## Task description
Apart from the pictures, every part of the records below gets retyped exactly.

(Task material Opens)

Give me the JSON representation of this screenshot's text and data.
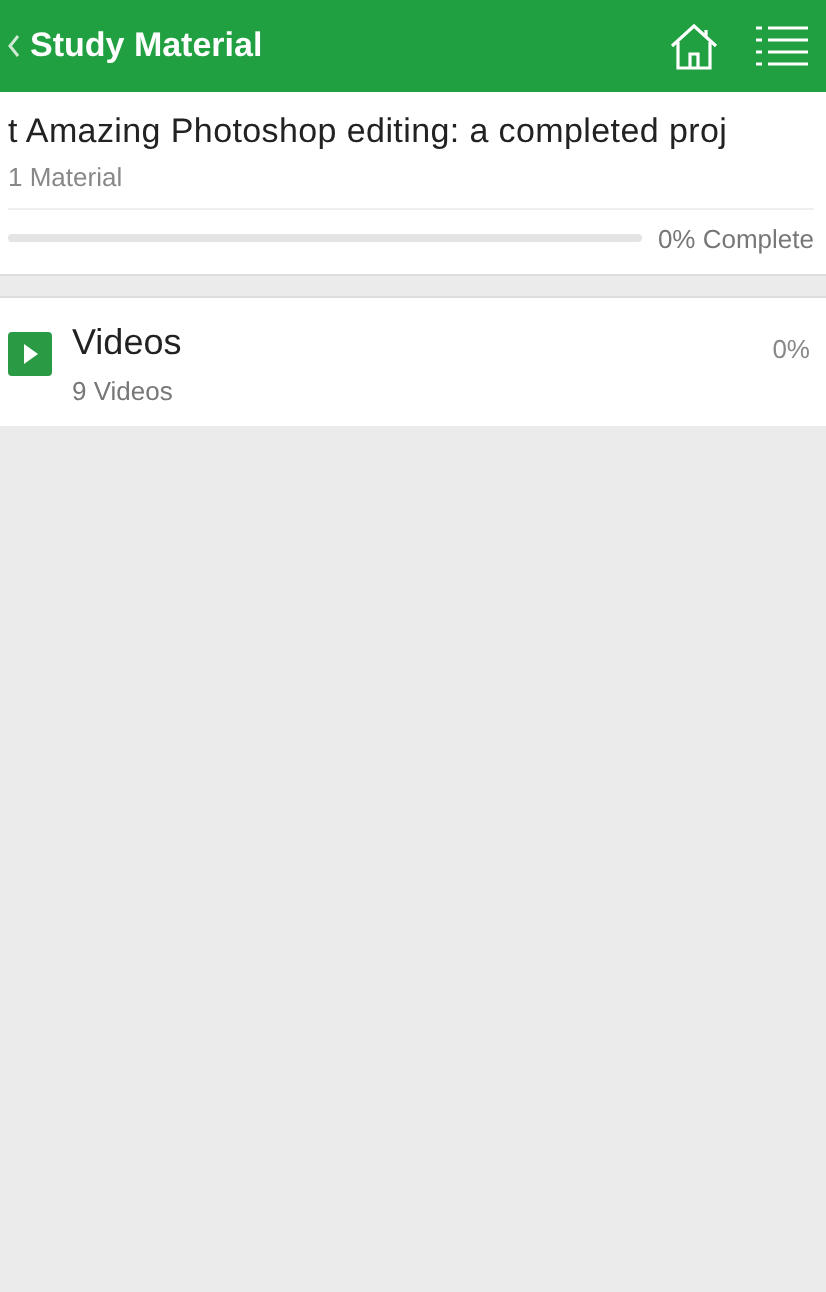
{
  "header": {
    "title": "Study Material"
  },
  "course": {
    "title": "t Amazing Photoshop editing: a completed proj",
    "count": "1 Material",
    "progress": {
      "level": 0,
      "reading": "0% Complete"
    }
  },
  "sections": [
    {
      "kind": "video",
      "title": "Videos",
      "count": "9 Videos",
      "percent": "0%"
    }
  ]
}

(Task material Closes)

## Output of the task
Give me the JSON representation of this screenshot's text and data.
{
  "header": {
    "title": "Study Material"
  },
  "course": {
    "title": "t Amazing Photoshop editing: a completed proj",
    "count": "1 Material",
    "progress": {
      "level": 0,
      "reading": "0% Complete"
    }
  },
  "sections": [
    {
      "kind": "video",
      "title": "Videos",
      "count": "9 Videos",
      "percent": "0%"
    }
  ]
}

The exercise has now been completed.